University of Central Florida's new medical school scored a coup on Wednesday, when it earned high marks for its conflict-of-interest policies from a national organization of medical students.
The ratings were part of the PharmFree Scorecard, an evaluation of conflict-of-interest policies at the 152 medical colleges and colleges of osteopathic medicine in the United States.
UCF's College of Medicine earned a B on the scorecard, and placed seventh among the schools receiving that grade. As a new medical school, that was notable to the scorecard's creators.
"We were particularly impressed that this new school took the time to focus on conflict of interest and put in place very good policies," said Tim Anderson, the scorecard director and third-year medical student at Case-Western Reserve University in Cleveland.

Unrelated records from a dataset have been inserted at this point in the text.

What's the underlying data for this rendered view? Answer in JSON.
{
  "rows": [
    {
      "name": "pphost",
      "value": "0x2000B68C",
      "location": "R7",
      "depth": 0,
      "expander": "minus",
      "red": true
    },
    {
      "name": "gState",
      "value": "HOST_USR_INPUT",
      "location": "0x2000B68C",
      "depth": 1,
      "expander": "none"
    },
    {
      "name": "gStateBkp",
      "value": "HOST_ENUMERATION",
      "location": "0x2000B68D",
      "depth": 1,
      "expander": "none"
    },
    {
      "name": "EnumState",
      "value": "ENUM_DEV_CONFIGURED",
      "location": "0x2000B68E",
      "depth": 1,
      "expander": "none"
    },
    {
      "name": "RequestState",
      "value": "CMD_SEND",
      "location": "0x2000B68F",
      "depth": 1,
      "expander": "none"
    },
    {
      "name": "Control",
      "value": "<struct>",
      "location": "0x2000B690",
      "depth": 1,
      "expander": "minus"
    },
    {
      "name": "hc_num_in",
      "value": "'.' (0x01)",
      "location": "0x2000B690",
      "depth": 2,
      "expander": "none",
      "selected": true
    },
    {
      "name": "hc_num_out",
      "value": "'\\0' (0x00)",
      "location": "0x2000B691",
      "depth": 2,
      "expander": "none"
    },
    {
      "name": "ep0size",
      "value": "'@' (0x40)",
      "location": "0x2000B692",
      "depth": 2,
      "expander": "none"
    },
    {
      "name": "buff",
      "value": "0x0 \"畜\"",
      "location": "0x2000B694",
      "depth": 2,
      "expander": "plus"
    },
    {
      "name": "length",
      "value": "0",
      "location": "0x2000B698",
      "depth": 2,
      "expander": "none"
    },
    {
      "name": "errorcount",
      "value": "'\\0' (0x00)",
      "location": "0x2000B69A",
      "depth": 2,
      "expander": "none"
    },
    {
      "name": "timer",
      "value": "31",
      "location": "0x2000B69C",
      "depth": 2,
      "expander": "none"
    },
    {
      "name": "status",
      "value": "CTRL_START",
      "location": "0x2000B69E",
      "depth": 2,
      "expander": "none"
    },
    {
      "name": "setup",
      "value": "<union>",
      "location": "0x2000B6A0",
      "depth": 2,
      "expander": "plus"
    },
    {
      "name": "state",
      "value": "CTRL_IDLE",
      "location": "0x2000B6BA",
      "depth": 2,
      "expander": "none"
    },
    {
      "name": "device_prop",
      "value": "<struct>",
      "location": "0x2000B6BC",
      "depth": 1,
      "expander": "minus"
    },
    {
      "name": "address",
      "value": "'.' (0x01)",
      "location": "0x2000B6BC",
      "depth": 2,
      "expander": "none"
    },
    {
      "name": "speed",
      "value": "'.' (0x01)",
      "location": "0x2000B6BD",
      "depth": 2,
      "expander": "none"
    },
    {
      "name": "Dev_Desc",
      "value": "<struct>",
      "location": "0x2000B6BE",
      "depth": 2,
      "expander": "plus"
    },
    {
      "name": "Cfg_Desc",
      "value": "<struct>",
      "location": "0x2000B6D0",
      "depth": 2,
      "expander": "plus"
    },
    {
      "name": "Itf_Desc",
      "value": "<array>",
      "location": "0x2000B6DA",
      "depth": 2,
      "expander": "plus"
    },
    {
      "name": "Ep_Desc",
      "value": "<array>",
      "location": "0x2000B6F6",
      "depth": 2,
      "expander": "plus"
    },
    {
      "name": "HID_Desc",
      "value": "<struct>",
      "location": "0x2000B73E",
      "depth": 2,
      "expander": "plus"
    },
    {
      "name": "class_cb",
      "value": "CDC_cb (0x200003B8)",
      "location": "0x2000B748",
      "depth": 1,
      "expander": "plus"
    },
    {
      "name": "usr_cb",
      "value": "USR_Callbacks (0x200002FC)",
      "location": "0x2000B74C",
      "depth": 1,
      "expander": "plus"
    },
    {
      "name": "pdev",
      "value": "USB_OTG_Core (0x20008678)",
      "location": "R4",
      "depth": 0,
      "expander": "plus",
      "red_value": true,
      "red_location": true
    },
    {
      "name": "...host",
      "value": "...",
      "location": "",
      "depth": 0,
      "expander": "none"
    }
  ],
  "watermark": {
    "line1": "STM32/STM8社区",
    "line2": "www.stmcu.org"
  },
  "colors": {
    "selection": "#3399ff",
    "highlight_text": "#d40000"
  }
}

Produced by the American Medical Student Association (AMSA) and the Pew Prescription Project, the scorecard uses letter grades to assess medical schools' performances in 11 potential areas of conflict, including gifts and meals from industry to doctors, paid promotional speaking for industry, acceptance of free drug samples, interaction with sales representatives and industry-funded education.
Florida State University's College of Medicine also earned a mention from the organizers because it was one of only two schools to receive a perfect score for limiting access of sales reps to faculty.
University of Miami's Miller School of Medicine earned the highest grade in the state, with an A. UCF, University of Florida College of Medicine and FSU's medical school all earned B's, while University of South Florida's and Nova Southeastern's medical schools earned C's.
Florida International University, which opened its medical school in 2009, did not have a policy or faculty in place in time for the scorecard, according to the medical students' group.
At UCF, officials were excited by the ranking. "I am pleased that we, as a new medical school, have been recognized for creating a strong conflict-of-interest policy. It is particularly exciting to be ranked higher than all of my alma maters," said Dr. Deborah German, UCF's vice president for medical affairs and the founding dean of the college.
German earned her undergraduate degree at Boston University, which was ranked 14th among schools receiving a B, while Harvard — where she attended medical school — placed 29th.
UCF's conflict-of-interest policies were drafted by a team of faculty members that included Dr. Diane Davey, Jeanette Schreiber, Dr. Lori Boardman, Dr. Ralph Caruana, Debopam Chakrabarty, Alex Cole, Diane Jacobs, Dr. Becky Moroose, Mark Muller, Dr. Loren Nelson, Audrey Pike and Scott Sumner.
Although more than half of the medical schools in the country earned an A or B — up from 30 percent last year — the medical students' group says that conflict-of-interest policies are a work in progress. Many of the nation's medical schools have started focusing on their ties to pharmaceutical companies only after the students' group began publicizing the issue and its scoreboard in 2007.
Last year, medical students at Harvard University made headlines when they protested their school's conflict-of-interest policy.
"No one has the perfect policy yet," said Chris Manz, a third-year medical student at Duke University and national chair of the American Medical Student Association's Pham Free campaign. "There's much work to be done to make sure that our future physicians are being taught at schools that are free of conflict of interest."
To look at the scorecard, go to amsascorecard.org and search by state.
Linda Shrieves can be reached at email@example.com or 407-420-5433.